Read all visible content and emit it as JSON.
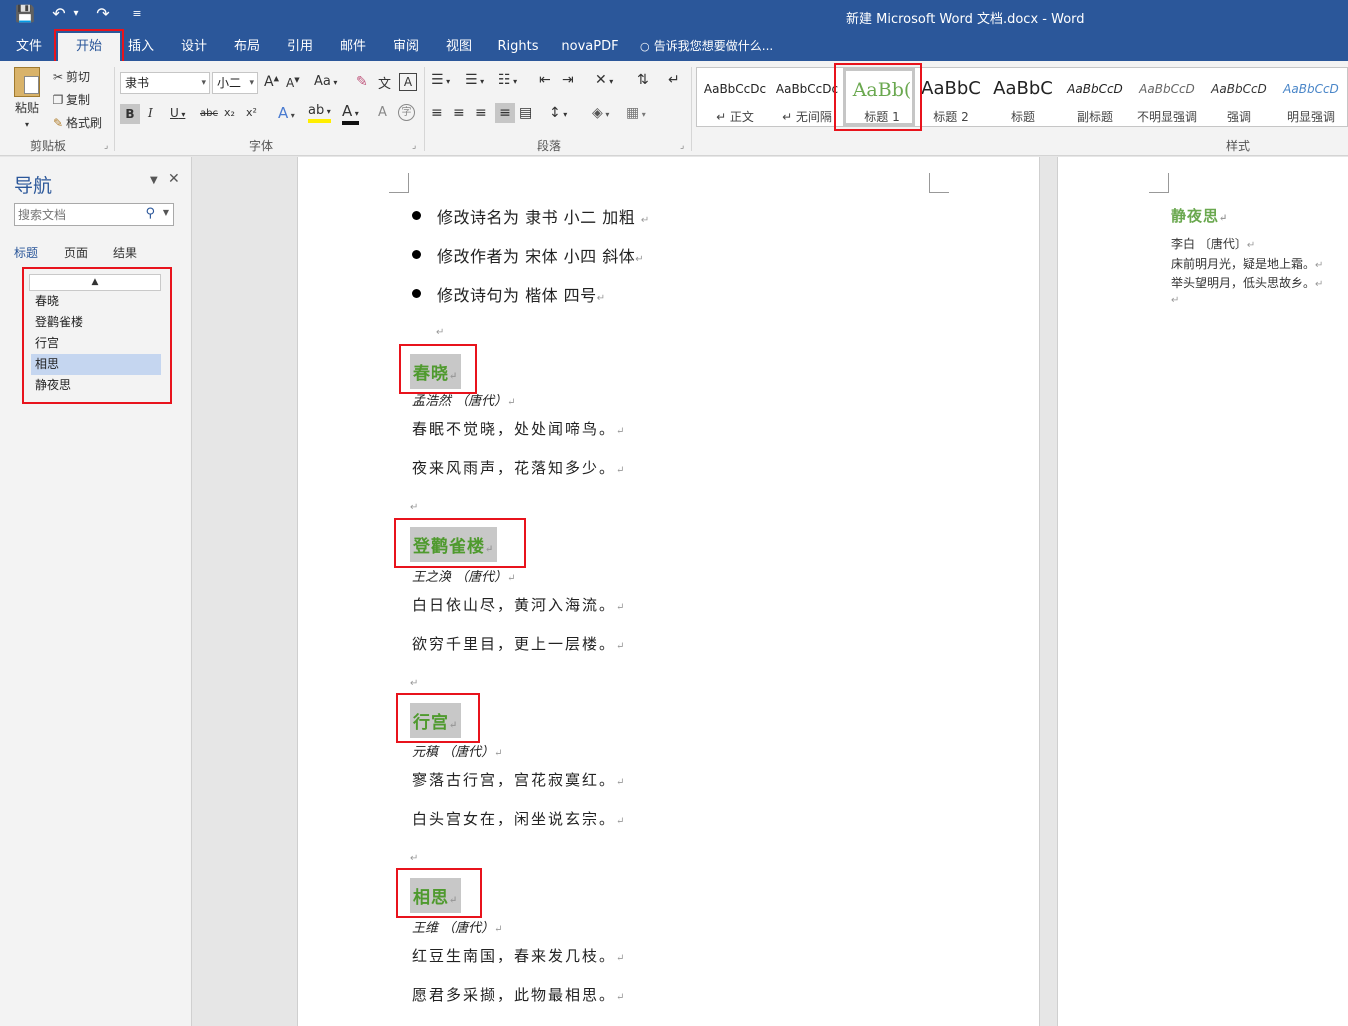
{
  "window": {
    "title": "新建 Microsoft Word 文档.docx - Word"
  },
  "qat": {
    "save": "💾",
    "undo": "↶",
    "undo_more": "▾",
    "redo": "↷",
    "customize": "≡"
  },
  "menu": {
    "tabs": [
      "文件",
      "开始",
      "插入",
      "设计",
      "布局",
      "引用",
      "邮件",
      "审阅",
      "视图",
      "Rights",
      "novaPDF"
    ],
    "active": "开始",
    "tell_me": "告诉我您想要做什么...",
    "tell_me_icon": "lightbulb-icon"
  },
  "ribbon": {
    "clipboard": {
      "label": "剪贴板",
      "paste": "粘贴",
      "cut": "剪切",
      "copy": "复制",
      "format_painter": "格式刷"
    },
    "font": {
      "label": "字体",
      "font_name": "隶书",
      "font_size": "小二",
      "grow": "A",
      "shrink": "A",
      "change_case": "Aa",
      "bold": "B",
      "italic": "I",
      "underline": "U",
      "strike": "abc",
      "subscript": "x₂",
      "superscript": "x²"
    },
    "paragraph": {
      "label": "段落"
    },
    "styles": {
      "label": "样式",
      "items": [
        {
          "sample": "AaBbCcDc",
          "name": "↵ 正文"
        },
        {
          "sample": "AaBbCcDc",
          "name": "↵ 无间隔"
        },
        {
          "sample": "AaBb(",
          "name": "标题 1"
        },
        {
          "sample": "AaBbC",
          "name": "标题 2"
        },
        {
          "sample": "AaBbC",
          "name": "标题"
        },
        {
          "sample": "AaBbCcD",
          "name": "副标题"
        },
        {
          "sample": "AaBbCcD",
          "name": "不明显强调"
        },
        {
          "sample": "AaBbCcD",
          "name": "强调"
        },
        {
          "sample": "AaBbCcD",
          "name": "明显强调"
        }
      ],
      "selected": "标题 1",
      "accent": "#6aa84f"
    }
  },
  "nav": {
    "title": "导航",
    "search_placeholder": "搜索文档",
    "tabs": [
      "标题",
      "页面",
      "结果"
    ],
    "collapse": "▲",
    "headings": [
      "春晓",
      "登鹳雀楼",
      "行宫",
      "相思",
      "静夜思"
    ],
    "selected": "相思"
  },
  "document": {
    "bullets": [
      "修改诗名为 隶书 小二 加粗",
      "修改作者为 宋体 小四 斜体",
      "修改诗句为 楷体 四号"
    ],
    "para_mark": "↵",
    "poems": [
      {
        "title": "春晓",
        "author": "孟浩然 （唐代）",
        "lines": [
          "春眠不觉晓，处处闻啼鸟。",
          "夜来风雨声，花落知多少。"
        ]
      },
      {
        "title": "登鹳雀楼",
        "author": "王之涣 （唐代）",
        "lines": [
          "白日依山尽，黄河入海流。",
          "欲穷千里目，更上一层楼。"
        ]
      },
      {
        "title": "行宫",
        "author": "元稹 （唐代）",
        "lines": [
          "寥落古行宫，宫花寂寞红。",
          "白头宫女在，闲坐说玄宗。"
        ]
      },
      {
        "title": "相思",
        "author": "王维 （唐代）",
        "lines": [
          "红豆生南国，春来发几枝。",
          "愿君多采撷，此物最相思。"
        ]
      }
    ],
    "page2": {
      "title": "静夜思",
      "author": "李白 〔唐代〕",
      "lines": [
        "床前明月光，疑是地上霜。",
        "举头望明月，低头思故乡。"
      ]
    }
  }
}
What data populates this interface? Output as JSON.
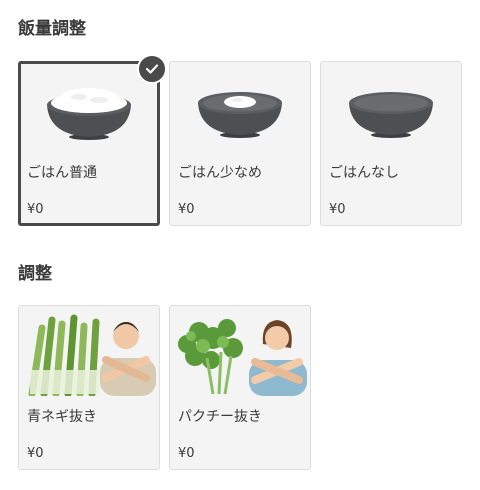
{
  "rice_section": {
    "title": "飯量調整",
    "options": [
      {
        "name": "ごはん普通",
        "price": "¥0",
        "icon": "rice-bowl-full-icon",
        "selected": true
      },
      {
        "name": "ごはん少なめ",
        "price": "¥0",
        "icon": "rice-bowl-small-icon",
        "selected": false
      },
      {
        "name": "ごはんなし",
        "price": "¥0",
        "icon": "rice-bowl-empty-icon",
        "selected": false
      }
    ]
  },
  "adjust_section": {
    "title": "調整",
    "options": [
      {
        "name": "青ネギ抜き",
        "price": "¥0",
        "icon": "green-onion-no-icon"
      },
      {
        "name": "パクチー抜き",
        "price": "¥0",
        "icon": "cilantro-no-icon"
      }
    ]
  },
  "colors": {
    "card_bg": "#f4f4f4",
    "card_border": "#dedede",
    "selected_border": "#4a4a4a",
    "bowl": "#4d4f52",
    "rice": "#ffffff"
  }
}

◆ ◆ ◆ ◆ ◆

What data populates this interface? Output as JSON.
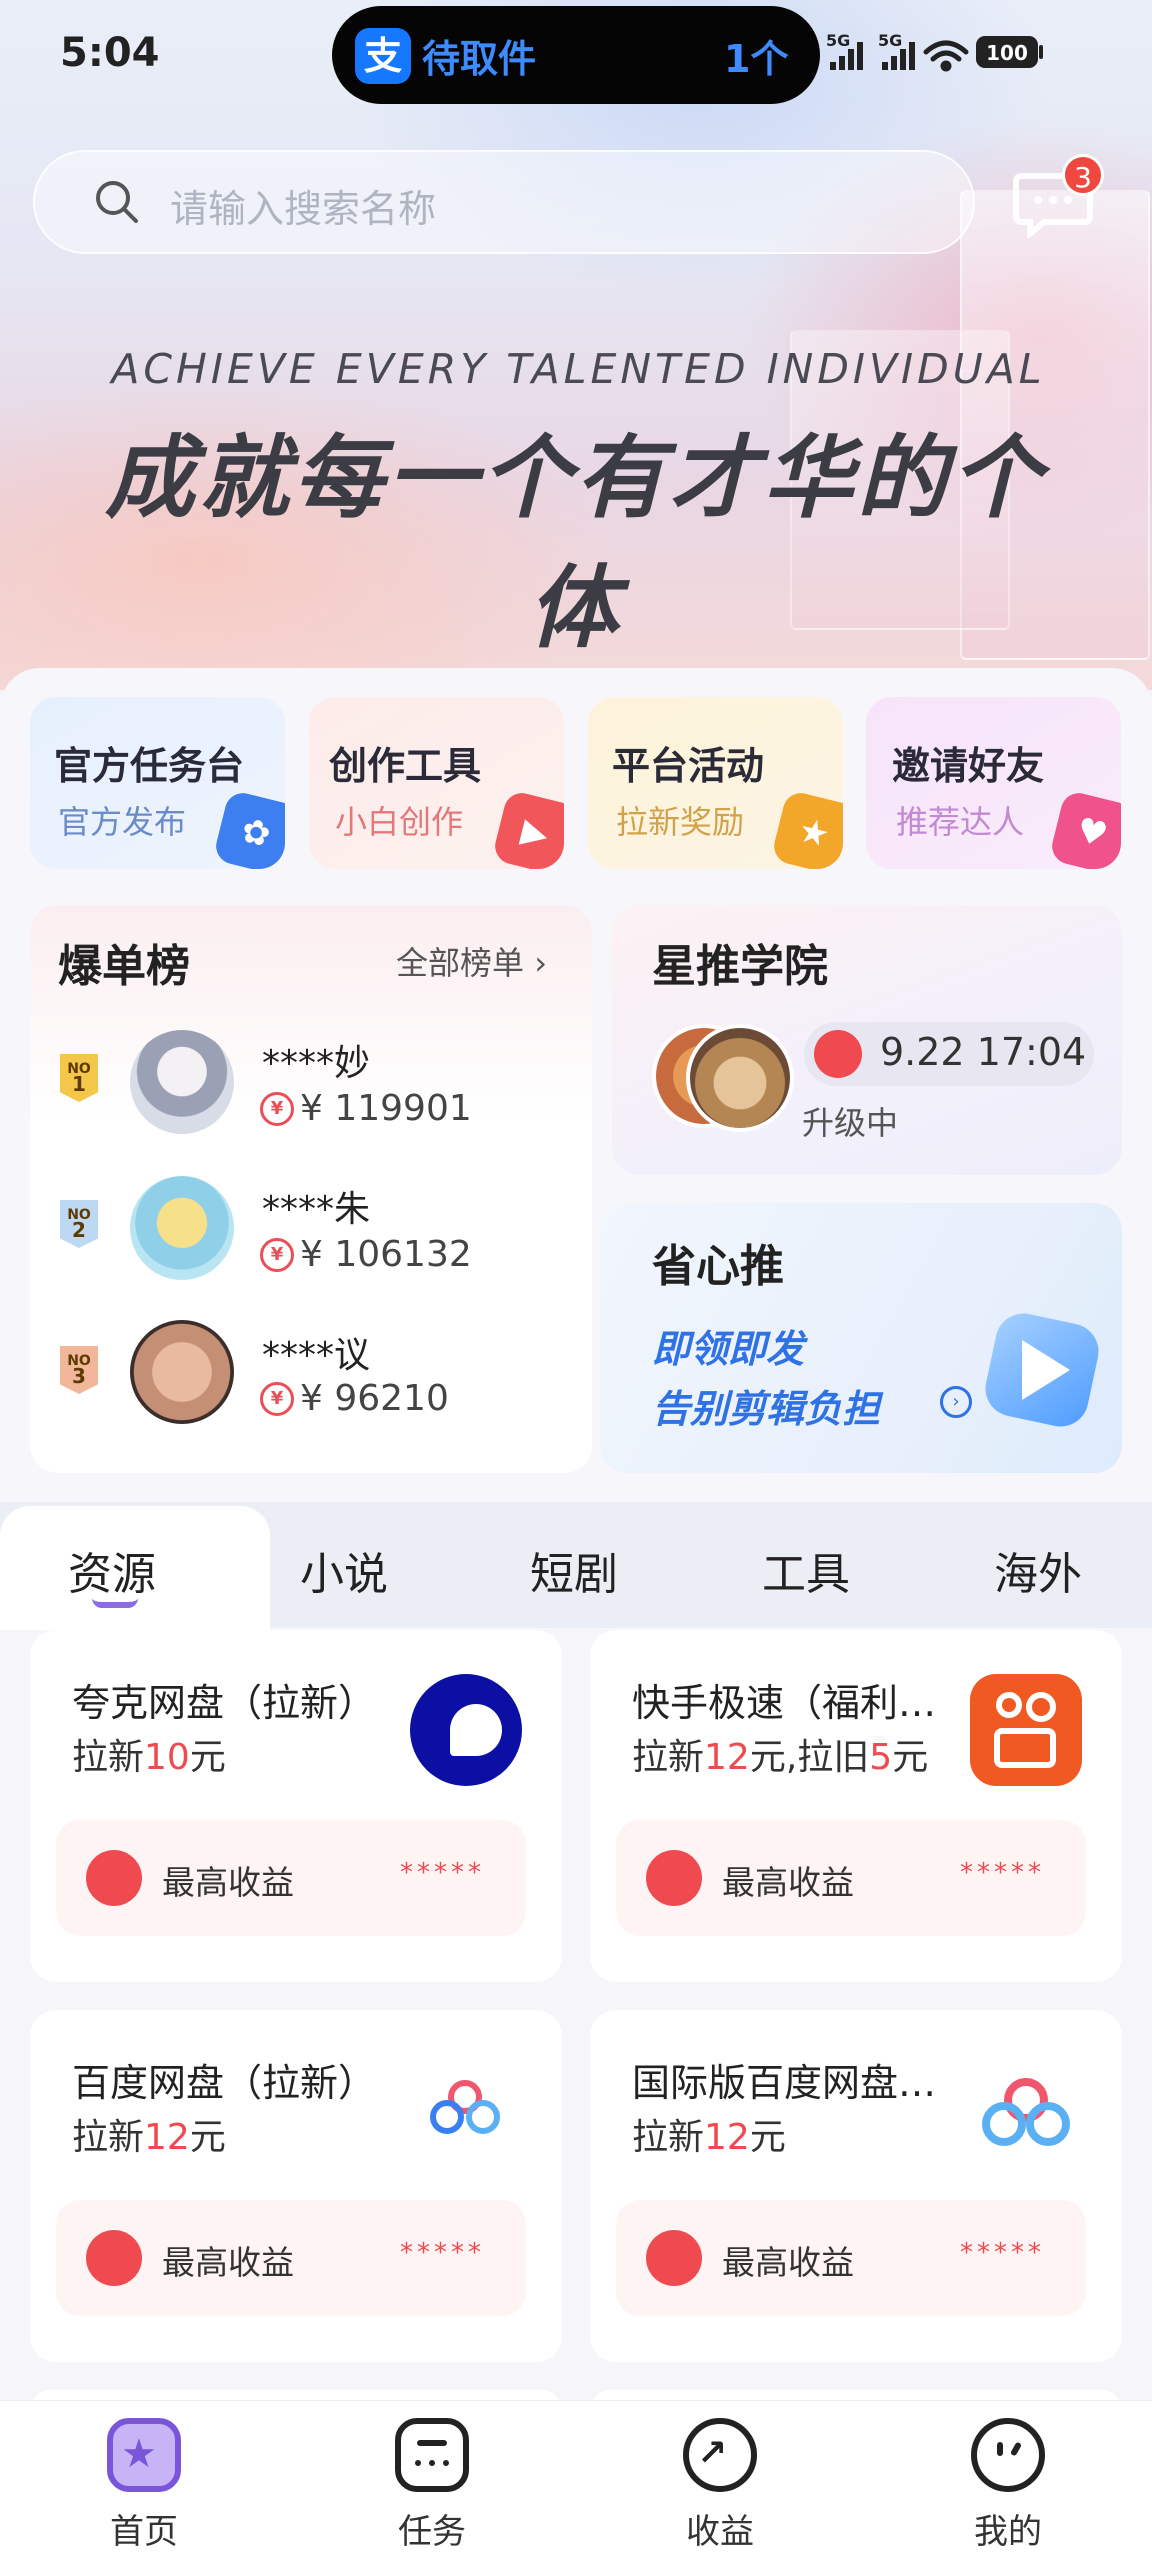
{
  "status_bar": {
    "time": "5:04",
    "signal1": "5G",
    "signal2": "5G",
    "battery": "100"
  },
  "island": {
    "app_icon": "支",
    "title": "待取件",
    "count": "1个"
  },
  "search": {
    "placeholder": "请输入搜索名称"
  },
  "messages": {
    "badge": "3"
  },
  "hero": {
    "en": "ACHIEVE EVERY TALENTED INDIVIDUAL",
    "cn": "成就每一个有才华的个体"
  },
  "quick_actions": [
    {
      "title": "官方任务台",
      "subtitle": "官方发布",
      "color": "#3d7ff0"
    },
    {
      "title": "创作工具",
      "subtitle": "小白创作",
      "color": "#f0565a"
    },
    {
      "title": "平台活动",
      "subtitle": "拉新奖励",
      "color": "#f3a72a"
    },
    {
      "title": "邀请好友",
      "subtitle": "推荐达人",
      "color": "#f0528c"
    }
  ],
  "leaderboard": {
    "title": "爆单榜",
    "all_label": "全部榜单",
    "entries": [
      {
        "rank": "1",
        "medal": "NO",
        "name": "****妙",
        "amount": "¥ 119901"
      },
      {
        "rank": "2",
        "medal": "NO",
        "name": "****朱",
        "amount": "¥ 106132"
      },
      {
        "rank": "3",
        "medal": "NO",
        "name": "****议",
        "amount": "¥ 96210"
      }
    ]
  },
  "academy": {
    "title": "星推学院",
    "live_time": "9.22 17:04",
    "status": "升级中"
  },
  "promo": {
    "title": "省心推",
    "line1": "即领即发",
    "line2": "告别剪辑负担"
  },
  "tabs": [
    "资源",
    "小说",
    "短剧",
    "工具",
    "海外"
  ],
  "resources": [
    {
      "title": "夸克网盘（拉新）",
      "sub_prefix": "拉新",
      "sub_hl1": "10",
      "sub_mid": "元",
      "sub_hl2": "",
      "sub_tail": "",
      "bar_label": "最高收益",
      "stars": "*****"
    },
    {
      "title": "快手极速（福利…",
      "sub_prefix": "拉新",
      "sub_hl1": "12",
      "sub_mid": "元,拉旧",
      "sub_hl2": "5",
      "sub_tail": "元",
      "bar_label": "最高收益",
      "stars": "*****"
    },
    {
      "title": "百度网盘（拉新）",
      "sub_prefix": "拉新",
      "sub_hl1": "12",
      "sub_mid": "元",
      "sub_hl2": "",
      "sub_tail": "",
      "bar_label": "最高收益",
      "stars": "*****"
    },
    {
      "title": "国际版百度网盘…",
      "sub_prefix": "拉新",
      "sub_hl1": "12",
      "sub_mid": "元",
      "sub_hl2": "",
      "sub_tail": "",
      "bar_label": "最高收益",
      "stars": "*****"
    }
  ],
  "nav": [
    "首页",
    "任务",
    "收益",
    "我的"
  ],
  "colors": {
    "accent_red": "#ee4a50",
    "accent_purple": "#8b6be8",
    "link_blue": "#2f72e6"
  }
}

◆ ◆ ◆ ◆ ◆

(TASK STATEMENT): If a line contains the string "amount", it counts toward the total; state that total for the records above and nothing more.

(WRITTEN RESPONSE): 3